Saturday, 10 March 2012
Self portraits are a real treat to paint. Often when painting a portrait for someone else I can get worried about whether they will think it looks like themselves, or whether it is flattering enough. This preoccupation can restrict my expression and sometimes make the painting look over done or too much like a photograph, or just a bit stale. When painting myself I am not so worried about getting the features right and I feel more free to experiment with the style. The oil painting which heads this article is the most recent in the post, there are others in the blog which are more recent, such as the one of myself drinking water, but even this is about a year old. I painted this worried looking one from a photo of myself sat in the shade in front of a yellow wall, this has resulted in all the tones in my skin not being overpowered by direct sunlight, and the reflections all being true to how they would be for a person in front of a yellow background. Sometimes I do a portrait and then pick a background colour of my choice, this always runs the risk of making the face jump out of the painting, not quite harmonizing with its surroundings, sometimes this can be a good effect, other times it just looks wrong. I also painted this portrait of myself over another painting which had quite thick paint so there was no chance of trying to get any detail in as the surface was so rough, although you don't really notice this as the painting is quite large (61x80cm). I am looking worried because I thought it might be more interesting than one of me grinning at the viewer.

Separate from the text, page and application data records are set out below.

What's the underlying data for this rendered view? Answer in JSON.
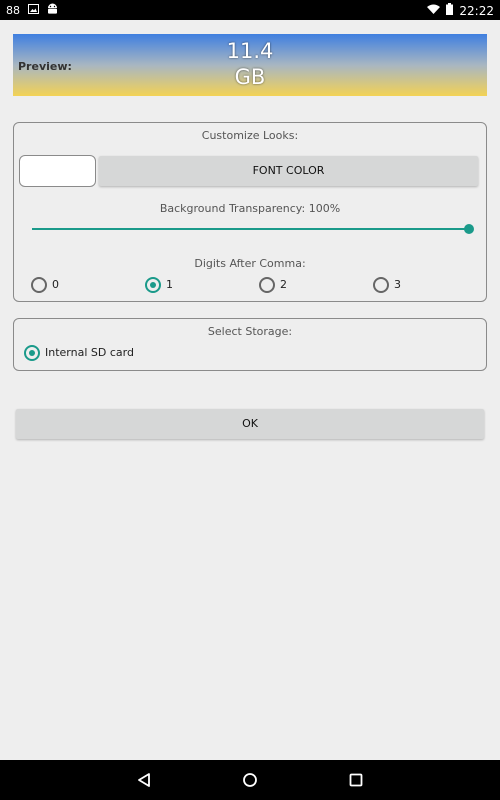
{
  "status_bar": {
    "notification_count": "88",
    "time": "22:22"
  },
  "preview": {
    "label": "Preview:",
    "value": "11.4",
    "unit": "GB",
    "gradient_colors": [
      "#3f7fe0",
      "#f3d255"
    ]
  },
  "customize": {
    "title": "Customize Looks:",
    "font_color_label": "FONT COLOR",
    "swatch_color": "#ffffff",
    "transparency_label": "Background Transparency: 100%",
    "transparency_value": 100,
    "digits_title": "Digits After Comma:",
    "digits_options": [
      "0",
      "1",
      "2",
      "3"
    ],
    "digits_selected": "1",
    "accent_color": "#1a9a8a"
  },
  "storage": {
    "title": "Select Storage:",
    "options": [
      "Internal SD card"
    ],
    "selected": "Internal SD card"
  },
  "ok_label": "OK",
  "nav": {
    "icons": [
      "back-icon",
      "home-icon",
      "recents-icon"
    ]
  }
}
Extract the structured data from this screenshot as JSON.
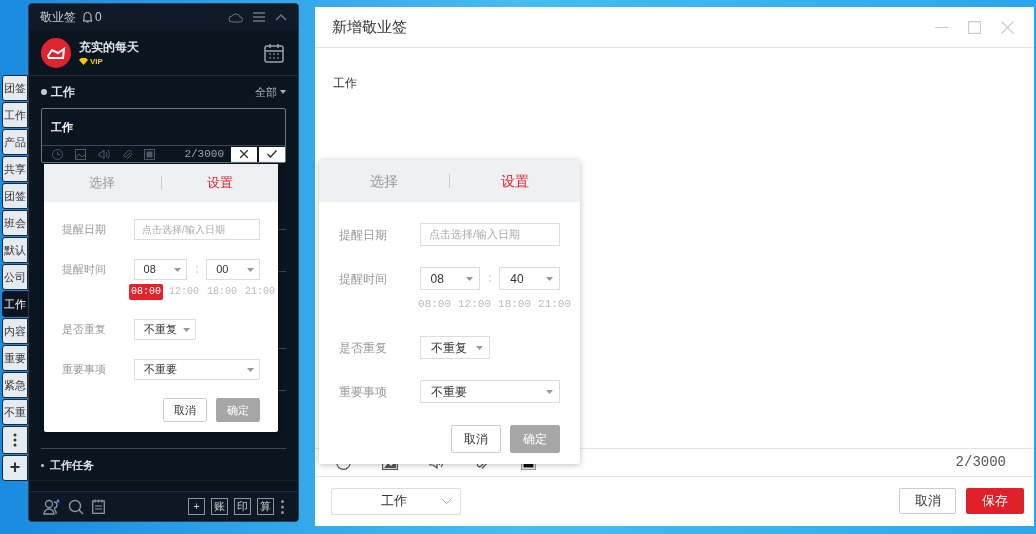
{
  "side_tabs": [
    {
      "label": "团签",
      "selected": false
    },
    {
      "label": "工作",
      "selected": false
    },
    {
      "label": "产品",
      "selected": false
    },
    {
      "label": "共享",
      "selected": false
    },
    {
      "label": "团签",
      "selected": false
    },
    {
      "label": "班会",
      "selected": false
    },
    {
      "label": "默认",
      "selected": false
    },
    {
      "label": "公司",
      "selected": false
    },
    {
      "label": "工作",
      "selected": true
    },
    {
      "label": "内容",
      "selected": false
    },
    {
      "label": "重要",
      "selected": false
    },
    {
      "label": "紧急",
      "selected": false
    },
    {
      "label": "不重",
      "selected": false
    }
  ],
  "side_tab_add": "+",
  "note_panel": {
    "app_title": "敬业签",
    "notification_count": "0",
    "user_name": "充实的每天",
    "vip_label": "VIP",
    "category": "工作",
    "filter": "全部",
    "note_text": "工作",
    "char_count": "2/3000",
    "section_title": "工作任务",
    "toolbar_buttons": [
      "+",
      "账",
      "印",
      "算"
    ]
  },
  "panel_popup": {
    "tabs": [
      {
        "label": "选择",
        "selected": false
      },
      {
        "label": "设置",
        "selected": true
      }
    ],
    "date_label": "提醒日期",
    "date_placeholder": "点击选择/输入日期",
    "time_label": "提醒时间",
    "hour": "08",
    "minute": "00",
    "quick_times": [
      {
        "label": "08:00",
        "selected": true
      },
      {
        "label": "12:00",
        "selected": false
      },
      {
        "label": "18:00",
        "selected": false
      },
      {
        "label": "21:00",
        "selected": false
      }
    ],
    "repeat_label": "是否重复",
    "repeat_value": "不重复",
    "importance_label": "重要事项",
    "importance_value": "不重要",
    "cancel": "取消",
    "confirm": "确定",
    "confirm_disabled": true
  },
  "editor_window": {
    "title": "新增敬业签",
    "content": "工作",
    "char_count": "2/3000",
    "category": "工作",
    "cancel": "取消",
    "save": "保存"
  },
  "editor_popup": {
    "tabs": [
      {
        "label": "选择",
        "selected": false
      },
      {
        "label": "设置",
        "selected": true
      }
    ],
    "date_label": "提醒日期",
    "date_placeholder": "点击选择/输入日期",
    "time_label": "提醒时间",
    "hour": "08",
    "minute": "40",
    "quick_times": [
      {
        "label": "08:00",
        "selected": false
      },
      {
        "label": "12:00",
        "selected": false
      },
      {
        "label": "18:00",
        "selected": false
      },
      {
        "label": "21:00",
        "selected": false
      }
    ],
    "repeat_label": "是否重复",
    "repeat_value": "不重复",
    "importance_label": "重要事项",
    "importance_value": "不重要",
    "cancel": "取消",
    "confirm": "确定",
    "confirm_disabled": true
  }
}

Acrylics have their own charm and I used to use them a lot, they are great because they dry so quickly and you can put layer on top of layer without waiting for one to dry. If you want to build up tones with semi-transparent glazes of colour then this can add a nice richness to the painting, especially if using a medium instead of just water. The painting in the last post of the coffee pot with cherries is done in this way and looks quite good I think.
When painting in acrylics I often found myself trying to get it to look like an oil painting, with thick paint and visible brush strokes. You can buy mediums which slow the drying of the acrylic paint so that you can paint wet-in-wet on the canvas, and also some acrylic lines claim to be able to produce impasto effects and hold the impression of the brush stroke. Certainly the ones I tried about six years ago didn't seem to be able to achieve this, and as with normal acrylic paint the surface would flatten as it dried, maybe the products are better now. I tried in oils and saw astounded at how perfect thick paint retains impressions, especially if it is a little dry. I haven't really gone back to acrylics, except for underpainting, although I would certainly deny this is a permanent switch. Here, on the left you can see another self portrait, this time in oils, using thick impasto. I painted it quickly and the photo was actually taken almost in the dark, at the opening of an exhibition in an art gallery, in front of a projector, hence the strong shadows.